• [SOURCE DATA]:
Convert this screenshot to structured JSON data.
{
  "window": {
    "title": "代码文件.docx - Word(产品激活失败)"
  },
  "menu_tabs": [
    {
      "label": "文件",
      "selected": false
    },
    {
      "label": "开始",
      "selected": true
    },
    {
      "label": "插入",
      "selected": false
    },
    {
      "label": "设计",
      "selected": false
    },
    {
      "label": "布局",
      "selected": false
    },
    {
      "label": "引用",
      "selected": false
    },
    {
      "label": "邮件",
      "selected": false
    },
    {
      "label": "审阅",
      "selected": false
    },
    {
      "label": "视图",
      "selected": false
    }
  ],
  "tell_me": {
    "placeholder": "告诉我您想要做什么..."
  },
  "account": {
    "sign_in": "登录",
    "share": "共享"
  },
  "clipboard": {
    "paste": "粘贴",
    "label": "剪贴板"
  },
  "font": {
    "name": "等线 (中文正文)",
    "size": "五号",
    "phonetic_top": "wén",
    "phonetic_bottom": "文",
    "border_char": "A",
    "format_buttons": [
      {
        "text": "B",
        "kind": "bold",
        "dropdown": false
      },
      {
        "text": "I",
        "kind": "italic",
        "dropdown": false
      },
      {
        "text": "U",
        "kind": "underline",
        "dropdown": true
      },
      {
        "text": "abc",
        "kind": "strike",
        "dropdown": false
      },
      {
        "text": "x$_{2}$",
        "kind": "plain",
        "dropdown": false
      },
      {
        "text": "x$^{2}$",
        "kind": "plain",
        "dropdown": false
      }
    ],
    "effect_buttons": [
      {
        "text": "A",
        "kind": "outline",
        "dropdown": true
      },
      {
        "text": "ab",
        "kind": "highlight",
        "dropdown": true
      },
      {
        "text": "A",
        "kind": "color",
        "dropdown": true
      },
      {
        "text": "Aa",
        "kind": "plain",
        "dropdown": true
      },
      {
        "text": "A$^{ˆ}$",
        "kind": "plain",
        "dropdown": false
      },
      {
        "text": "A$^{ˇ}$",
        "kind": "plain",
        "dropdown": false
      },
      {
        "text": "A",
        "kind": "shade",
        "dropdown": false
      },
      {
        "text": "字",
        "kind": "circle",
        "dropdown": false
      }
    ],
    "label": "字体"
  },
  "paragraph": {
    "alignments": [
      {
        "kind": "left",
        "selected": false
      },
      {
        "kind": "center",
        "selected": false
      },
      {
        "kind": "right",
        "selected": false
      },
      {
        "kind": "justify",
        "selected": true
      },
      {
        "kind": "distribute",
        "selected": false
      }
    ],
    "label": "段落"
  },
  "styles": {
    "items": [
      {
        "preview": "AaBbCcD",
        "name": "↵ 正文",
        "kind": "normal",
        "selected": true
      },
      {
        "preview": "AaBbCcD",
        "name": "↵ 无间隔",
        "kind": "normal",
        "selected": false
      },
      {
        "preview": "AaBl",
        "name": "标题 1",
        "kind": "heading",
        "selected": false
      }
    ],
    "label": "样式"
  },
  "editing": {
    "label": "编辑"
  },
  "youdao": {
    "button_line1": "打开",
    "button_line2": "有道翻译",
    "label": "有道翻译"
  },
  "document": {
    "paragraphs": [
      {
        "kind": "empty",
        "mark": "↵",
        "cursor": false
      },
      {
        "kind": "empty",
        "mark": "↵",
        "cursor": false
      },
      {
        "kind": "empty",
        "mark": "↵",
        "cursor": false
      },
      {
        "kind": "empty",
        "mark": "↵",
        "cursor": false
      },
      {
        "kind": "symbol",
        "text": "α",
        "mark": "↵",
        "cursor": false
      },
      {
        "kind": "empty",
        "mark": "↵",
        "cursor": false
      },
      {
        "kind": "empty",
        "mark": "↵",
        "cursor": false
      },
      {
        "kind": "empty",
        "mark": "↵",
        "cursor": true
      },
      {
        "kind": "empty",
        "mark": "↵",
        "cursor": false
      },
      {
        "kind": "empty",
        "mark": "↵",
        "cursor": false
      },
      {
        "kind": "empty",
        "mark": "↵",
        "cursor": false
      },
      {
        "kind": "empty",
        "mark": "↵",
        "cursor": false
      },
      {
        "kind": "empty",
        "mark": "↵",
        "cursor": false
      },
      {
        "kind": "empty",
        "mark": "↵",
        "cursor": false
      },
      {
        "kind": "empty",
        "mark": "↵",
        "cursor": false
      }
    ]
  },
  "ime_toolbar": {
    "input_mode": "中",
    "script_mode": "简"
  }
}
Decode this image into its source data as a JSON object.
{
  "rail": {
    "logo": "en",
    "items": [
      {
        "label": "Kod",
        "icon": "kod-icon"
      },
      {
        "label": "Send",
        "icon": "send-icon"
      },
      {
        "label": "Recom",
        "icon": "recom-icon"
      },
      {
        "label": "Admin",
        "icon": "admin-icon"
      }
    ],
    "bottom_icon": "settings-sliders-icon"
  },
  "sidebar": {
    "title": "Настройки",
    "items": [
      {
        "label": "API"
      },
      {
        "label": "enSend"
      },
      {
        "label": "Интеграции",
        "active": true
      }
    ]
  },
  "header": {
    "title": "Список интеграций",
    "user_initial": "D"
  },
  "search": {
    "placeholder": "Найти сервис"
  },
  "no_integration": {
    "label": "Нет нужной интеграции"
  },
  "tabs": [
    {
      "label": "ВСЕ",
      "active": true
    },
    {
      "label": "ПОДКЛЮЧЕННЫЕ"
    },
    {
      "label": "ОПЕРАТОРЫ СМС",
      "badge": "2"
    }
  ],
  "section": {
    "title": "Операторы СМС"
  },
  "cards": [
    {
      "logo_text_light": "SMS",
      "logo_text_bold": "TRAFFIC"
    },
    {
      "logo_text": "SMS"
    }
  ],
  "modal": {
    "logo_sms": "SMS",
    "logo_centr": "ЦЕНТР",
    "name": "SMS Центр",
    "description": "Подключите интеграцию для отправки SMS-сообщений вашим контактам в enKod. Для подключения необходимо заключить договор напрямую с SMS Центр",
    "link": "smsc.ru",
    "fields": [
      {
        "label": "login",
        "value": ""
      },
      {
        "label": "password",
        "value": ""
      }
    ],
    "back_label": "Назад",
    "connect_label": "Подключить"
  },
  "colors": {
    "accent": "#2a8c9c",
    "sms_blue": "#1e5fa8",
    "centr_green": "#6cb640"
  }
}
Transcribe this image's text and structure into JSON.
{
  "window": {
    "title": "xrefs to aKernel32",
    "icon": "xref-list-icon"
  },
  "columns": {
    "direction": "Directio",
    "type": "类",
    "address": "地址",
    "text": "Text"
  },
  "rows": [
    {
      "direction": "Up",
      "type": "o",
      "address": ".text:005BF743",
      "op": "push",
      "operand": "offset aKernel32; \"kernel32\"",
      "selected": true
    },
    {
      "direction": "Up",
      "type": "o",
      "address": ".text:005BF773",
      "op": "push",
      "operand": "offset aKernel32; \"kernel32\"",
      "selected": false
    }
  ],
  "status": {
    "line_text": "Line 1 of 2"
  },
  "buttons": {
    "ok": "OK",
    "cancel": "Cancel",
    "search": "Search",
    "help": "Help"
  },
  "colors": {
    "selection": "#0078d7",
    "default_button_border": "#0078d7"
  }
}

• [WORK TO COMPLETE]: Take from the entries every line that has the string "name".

• [SOLUTION TO THE PROBLEM]:
    "name": "等线 (中文正文)",
        "name": "↵ 正文",
        "name": "↵ 无间隔",
        "name": "标题 1",
    "name": "SMS Центр",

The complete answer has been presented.